Data records:
========================================================================

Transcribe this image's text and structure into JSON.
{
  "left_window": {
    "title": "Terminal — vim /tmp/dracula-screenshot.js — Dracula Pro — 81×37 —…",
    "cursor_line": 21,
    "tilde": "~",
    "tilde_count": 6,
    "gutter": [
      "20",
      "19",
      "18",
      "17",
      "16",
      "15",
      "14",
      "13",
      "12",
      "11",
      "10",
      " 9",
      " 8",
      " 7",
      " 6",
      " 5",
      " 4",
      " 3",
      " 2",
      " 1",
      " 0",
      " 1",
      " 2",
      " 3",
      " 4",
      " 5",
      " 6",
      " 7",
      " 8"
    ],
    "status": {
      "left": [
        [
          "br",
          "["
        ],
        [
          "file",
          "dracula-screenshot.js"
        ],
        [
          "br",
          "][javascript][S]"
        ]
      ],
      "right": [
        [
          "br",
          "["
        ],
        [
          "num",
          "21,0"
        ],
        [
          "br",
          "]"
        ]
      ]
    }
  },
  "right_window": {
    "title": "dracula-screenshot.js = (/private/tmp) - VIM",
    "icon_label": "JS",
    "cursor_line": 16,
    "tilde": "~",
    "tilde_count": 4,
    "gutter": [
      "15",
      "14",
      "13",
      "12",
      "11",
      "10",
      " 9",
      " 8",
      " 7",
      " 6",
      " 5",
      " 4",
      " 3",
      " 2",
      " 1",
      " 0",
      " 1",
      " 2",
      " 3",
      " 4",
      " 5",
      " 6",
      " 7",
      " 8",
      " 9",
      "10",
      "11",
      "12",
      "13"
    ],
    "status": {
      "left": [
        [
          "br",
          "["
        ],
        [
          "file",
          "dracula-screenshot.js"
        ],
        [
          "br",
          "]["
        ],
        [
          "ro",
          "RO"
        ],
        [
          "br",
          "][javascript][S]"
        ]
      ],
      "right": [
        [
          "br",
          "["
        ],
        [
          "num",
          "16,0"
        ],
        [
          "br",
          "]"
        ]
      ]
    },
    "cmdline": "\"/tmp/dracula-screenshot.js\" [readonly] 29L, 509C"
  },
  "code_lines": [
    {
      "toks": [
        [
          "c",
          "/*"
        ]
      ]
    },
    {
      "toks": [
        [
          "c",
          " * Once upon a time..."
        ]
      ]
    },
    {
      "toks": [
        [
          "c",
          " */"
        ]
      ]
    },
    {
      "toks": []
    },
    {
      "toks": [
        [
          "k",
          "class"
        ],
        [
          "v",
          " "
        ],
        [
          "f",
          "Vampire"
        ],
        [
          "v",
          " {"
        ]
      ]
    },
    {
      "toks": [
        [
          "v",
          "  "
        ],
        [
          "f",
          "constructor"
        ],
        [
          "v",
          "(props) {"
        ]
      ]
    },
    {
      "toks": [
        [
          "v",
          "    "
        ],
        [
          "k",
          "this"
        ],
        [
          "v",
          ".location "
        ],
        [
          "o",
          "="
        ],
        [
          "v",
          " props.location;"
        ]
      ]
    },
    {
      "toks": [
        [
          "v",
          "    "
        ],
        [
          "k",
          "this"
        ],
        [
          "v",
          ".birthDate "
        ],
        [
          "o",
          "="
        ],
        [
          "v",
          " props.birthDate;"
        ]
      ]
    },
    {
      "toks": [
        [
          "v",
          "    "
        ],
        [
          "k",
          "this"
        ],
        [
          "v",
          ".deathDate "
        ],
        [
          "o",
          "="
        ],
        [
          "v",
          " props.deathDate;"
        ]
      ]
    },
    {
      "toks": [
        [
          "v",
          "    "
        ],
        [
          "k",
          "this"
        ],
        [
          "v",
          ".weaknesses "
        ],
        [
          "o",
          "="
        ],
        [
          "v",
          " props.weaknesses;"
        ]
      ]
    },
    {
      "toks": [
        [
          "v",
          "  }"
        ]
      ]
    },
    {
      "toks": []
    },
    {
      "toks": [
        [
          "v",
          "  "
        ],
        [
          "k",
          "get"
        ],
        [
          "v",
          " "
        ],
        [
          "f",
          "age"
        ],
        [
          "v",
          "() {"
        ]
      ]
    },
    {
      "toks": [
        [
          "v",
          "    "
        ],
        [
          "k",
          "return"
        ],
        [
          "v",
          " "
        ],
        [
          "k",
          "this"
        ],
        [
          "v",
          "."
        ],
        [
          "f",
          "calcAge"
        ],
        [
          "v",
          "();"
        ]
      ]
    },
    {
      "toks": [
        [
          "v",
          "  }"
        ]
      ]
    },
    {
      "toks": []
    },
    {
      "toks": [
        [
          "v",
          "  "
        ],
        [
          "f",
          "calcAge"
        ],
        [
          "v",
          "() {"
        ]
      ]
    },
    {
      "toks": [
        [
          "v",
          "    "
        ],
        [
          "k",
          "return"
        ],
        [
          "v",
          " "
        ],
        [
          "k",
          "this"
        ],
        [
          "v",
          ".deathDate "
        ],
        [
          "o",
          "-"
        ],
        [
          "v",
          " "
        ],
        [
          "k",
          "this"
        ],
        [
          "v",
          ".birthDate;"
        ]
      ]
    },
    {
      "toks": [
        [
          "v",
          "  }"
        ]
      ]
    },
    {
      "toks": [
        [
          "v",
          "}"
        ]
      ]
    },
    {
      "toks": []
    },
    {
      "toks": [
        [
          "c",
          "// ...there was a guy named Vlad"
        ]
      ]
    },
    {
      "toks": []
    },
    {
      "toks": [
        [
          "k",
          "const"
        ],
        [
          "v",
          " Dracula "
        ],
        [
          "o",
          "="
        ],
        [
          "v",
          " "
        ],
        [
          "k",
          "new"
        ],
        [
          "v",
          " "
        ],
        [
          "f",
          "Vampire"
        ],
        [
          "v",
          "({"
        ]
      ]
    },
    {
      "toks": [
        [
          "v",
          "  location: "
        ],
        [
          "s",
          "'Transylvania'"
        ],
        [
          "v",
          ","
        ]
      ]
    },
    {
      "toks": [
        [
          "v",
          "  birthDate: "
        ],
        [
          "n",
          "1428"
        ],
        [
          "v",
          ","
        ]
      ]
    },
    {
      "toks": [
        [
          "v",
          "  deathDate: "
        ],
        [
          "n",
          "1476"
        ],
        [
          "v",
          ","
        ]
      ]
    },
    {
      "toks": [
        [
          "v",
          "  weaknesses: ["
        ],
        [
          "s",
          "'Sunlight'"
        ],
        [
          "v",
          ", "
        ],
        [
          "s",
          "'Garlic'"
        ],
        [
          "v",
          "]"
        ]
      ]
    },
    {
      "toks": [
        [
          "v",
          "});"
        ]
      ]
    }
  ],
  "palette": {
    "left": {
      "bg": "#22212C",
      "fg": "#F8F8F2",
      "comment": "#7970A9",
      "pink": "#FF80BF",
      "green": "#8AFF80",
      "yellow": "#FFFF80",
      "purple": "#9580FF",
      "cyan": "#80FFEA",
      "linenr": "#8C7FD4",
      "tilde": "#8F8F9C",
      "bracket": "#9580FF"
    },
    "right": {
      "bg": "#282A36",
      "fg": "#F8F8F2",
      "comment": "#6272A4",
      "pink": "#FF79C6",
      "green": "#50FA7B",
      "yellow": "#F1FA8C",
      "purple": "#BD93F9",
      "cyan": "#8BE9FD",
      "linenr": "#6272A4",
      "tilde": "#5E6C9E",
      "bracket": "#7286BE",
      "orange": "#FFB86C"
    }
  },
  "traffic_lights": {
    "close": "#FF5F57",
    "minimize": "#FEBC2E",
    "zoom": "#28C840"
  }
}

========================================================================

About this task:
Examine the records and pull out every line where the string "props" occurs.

Expected output:
          "(props) {"
          " props.location;"
          " props.birthDate;"
          " props.deathDate;"
          " props.weaknesses;"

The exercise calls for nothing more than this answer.